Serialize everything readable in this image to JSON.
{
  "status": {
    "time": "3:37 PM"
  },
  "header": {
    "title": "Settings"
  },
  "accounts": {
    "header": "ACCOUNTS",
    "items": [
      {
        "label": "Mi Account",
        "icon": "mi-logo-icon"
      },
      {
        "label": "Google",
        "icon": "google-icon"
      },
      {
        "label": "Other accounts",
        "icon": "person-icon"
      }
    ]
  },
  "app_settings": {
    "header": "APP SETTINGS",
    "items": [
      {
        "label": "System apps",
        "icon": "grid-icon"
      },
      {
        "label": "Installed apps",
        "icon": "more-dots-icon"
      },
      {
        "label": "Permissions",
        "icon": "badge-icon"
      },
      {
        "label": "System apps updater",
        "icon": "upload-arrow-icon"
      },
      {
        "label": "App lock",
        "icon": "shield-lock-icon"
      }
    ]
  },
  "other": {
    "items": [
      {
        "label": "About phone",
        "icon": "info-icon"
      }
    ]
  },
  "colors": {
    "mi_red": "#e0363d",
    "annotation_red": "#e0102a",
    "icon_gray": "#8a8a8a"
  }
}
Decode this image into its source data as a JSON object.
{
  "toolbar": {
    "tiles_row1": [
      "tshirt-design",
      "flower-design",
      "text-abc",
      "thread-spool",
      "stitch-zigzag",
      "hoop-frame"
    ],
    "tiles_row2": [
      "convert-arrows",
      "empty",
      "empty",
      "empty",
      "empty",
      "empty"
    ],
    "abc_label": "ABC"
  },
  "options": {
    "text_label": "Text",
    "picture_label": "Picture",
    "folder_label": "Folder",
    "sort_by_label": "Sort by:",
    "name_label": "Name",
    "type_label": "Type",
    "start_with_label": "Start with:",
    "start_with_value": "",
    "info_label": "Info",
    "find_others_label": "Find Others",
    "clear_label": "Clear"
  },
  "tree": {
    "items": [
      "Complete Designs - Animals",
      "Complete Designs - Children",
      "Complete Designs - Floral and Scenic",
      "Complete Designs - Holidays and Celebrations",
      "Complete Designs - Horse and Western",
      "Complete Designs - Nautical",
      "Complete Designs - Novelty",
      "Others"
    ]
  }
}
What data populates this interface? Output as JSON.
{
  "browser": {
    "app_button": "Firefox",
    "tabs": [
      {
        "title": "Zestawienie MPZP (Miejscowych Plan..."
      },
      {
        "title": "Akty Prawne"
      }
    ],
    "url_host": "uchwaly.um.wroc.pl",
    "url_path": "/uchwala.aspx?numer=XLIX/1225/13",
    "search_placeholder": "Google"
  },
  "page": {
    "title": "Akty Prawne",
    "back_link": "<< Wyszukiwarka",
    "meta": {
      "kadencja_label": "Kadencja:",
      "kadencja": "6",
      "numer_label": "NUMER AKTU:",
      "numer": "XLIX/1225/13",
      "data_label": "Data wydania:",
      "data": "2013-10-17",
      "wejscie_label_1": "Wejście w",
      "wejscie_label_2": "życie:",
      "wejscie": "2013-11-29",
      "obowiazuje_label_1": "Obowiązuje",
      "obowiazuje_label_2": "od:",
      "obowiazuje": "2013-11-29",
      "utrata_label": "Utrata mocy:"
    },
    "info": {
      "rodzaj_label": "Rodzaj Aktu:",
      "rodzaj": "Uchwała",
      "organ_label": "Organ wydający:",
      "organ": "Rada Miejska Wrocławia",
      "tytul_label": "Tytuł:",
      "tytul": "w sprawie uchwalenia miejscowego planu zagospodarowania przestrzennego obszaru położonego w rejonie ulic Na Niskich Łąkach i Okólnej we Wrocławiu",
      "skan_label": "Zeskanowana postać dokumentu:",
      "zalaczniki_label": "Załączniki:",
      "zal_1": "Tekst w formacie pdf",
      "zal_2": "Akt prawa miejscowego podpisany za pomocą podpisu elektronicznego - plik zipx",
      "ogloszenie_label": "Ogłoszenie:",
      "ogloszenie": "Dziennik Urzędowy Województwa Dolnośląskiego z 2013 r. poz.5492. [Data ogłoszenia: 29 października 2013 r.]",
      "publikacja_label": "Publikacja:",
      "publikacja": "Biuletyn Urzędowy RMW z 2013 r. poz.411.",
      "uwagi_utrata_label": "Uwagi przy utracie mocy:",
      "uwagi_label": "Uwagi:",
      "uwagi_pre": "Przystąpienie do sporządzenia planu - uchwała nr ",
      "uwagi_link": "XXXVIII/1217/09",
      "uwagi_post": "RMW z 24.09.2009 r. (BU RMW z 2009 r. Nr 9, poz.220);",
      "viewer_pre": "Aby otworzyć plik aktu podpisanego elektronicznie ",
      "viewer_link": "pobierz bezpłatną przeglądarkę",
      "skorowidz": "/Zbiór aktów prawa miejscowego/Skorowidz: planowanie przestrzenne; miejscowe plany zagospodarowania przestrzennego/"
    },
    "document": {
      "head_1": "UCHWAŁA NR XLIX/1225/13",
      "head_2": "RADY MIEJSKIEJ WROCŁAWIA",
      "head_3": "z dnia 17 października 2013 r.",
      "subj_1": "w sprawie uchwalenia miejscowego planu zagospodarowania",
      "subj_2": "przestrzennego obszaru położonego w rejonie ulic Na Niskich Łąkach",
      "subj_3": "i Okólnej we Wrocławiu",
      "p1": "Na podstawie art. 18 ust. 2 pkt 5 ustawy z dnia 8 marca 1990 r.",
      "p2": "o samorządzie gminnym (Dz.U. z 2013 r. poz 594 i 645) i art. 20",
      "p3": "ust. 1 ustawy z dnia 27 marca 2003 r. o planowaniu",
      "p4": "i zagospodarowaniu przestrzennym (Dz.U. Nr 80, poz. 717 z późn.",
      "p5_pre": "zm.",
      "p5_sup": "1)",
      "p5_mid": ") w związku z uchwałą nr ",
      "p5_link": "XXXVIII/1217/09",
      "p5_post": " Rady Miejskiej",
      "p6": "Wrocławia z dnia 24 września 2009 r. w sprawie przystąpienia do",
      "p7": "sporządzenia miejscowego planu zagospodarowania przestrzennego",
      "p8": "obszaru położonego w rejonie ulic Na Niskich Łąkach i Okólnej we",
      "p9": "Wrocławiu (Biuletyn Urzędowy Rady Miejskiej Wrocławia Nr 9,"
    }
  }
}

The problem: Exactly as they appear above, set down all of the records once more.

Your response:
Serialize everything readable in this image to JSON.
{
  "status": {
    "time": "3:37 PM"
  },
  "header": {
    "title": "Settings"
  },
  "accounts": {
    "header": "ACCOUNTS",
    "items": [
      {
        "label": "Mi Account",
        "icon": "mi-logo-icon"
      },
      {
        "label": "Google",
        "icon": "google-icon"
      },
      {
        "label": "Other accounts",
        "icon": "person-icon"
      }
    ]
  },
  "app_settings": {
    "header": "APP SETTINGS",
    "items": [
      {
        "label": "System apps",
        "icon": "grid-icon"
      },
      {
        "label": "Installed apps",
        "icon": "more-dots-icon"
      },
      {
        "label": "Permissions",
        "icon": "badge-icon"
      },
      {
        "label": "System apps updater",
        "icon": "upload-arrow-icon"
      },
      {
        "label": "App lock",
        "icon": "shield-lock-icon"
      }
    ]
  },
  "other": {
    "items": [
      {
        "label": "About phone",
        "icon": "info-icon"
      }
    ]
  },
  "colors": {
    "mi_red": "#e0363d",
    "annotation_red": "#e0102a",
    "icon_gray": "#8a8a8a"
  }
}
Decode this image into its source data as a JSON object.
{
  "toolbar": {
    "tiles_row1": [
      "tshirt-design",
      "flower-design",
      "text-abc",
      "thread-spool",
      "stitch-zigzag",
      "hoop-frame"
    ],
    "tiles_row2": [
      "convert-arrows",
      "empty",
      "empty",
      "empty",
      "empty",
      "empty"
    ],
    "abc_label": "ABC"
  },
  "options": {
    "text_label": "Text",
    "picture_label": "Picture",
    "folder_label": "Folder",
    "sort_by_label": "Sort by:",
    "name_label": "Name",
    "type_label": "Type",
    "start_with_label": "Start with:",
    "start_with_value": "",
    "info_label": "Info",
    "find_others_label": "Find Others",
    "clear_label": "Clear"
  },
  "tree": {
    "items": [
      "Complete Designs - Animals",
      "Complete Designs - Children",
      "Complete Designs - Floral and Scenic",
      "Complete Designs - Holidays and Celebrations",
      "Complete Designs - Horse and Western",
      "Complete Designs - Nautical",
      "Complete Designs - Novelty",
      "Others"
    ]
  }
}
What data populates this interface? Output as JSON.
{
  "browser": {
    "app_button": "Firefox",
    "tabs": [
      {
        "title": "Zestawienie MPZP (Miejscowych Plan..."
      },
      {
        "title": "Akty Prawne"
      }
    ],
    "url_host": "uchwaly.um.wroc.pl",
    "url_path": "/uchwala.aspx?numer=XLIX/1225/13",
    "search_placeholder": "Google"
  },
  "page": {
    "title": "Akty Prawne",
    "back_link": "<< Wyszukiwarka",
    "meta": {
      "kadencja_label": "Kadencja:",
      "kadencja": "6",
      "numer_label": "NUMER AKTU:",
      "numer": "XLIX/1225/13",
      "data_label": "Data wydania:",
      "data": "2013-10-17",
      "wejscie_label_1": "Wejście w",
      "wejscie_label_2": "życie:",
      "wejscie": "2013-11-29",
      "obowiazuje_label_1": "Obowiązuje",
      "obowiazuje_label_2": "od:",
      "obowiazuje": "2013-11-29",
      "utrata_label": "Utrata mocy:"
    },
    "info": {
      "rodzaj_label": "Rodzaj Aktu:",
      "rodzaj": "Uchwała",
      "organ_label": "Organ wydający:",
      "organ": "Rada Miejska Wrocławia",
      "tytul_label": "Tytuł:",
      "tytul": "w sprawie uchwalenia miejscowego planu zagospodarowania przestrzennego obszaru położonego w rejonie ulic Na Niskich Łąkach i Okólnej we Wrocławiu",
      "skan_label": "Zeskanowana postać dokumentu:",
      "zalaczniki_label": "Załączniki:",
      "zal_1": "Tekst w formacie pdf",
      "zal_2": "Akt prawa miejscowego podpisany za pomocą podpisu elektronicznego - plik zipx",
      "ogloszenie_label": "Ogłoszenie:",
      "ogloszenie": "Dziennik Urzędowy Województwa Dolnośląskiego z 2013 r. poz.5492. [Data ogłoszenia: 29 października 2013 r.]",
      "publikacja_label": "Publikacja:",
      "publikacja": "Biuletyn Urzędowy RMW z 2013 r. poz.411.",
      "uwagi_utrata_label": "Uwagi przy utracie mocy:",
      "uwagi_label": "Uwagi:",
      "uwagi_pre": "Przystąpienie do sporządzenia planu - uchwała nr ",
      "uwagi_link": "XXXVIII/1217/09",
      "uwagi_post": "RMW z 24.09.2009 r. (BU RMW z 2009 r. Nr 9, poz.220);",
      "viewer_pre": "Aby otworzyć plik aktu podpisanego elektronicznie ",
      "viewer_link": "pobierz bezpłatną przeglądarkę",
      "skorowidz": "/Zbiór aktów prawa miejscowego/Skorowidz: planowanie przestrzenne; miejscowe plany zagospodarowania przestrzennego/"
    },
    "document": {
      "head_1": "UCHWAŁA NR XLIX/1225/13",
      "head_2": "RADY MIEJSKIEJ WROCŁAWIA",
      "head_3": "z dnia 17 października 2013 r.",
      "subj_1": "w sprawie uchwalenia miejscowego planu zagospodarowania",
      "subj_2": "przestrzennego obszaru położonego w rejonie ulic Na Niskich Łąkach",
      "subj_3": "i Okólnej we Wrocławiu",
      "p1": "Na podstawie art. 18 ust. 2 pkt 5 ustawy z dnia 8 marca 1990 r.",
      "p2": "o samorządzie gminnym (Dz.U. z 2013 r. poz 594 i 645) i art. 20",
      "p3": "ust. 1 ustawy z dnia 27 marca 2003 r. o planowaniu",
      "p4": "i zagospodarowaniu przestrzennym (Dz.U. Nr 80, poz. 717 z późn.",
      "p5_pre": "zm.",
      "p5_sup": "1)",
      "p5_mid": ") w związku z uchwałą nr ",
      "p5_link": "XXXVIII/1217/09",
      "p5_post": " Rady Miejskiej",
      "p6": "Wrocławia z dnia 24 września 2009 r. w sprawie przystąpienia do",
      "p7": "sporządzenia miejscowego planu zagospodarowania przestrzennego",
      "p8": "obszaru położonego w rejonie ulic Na Niskich Łąkach i Okólnej we",
      "p9": "Wrocławiu (Biuletyn Urzędowy Rady Miejskiej Wrocławia Nr 9,"
    }
  }
}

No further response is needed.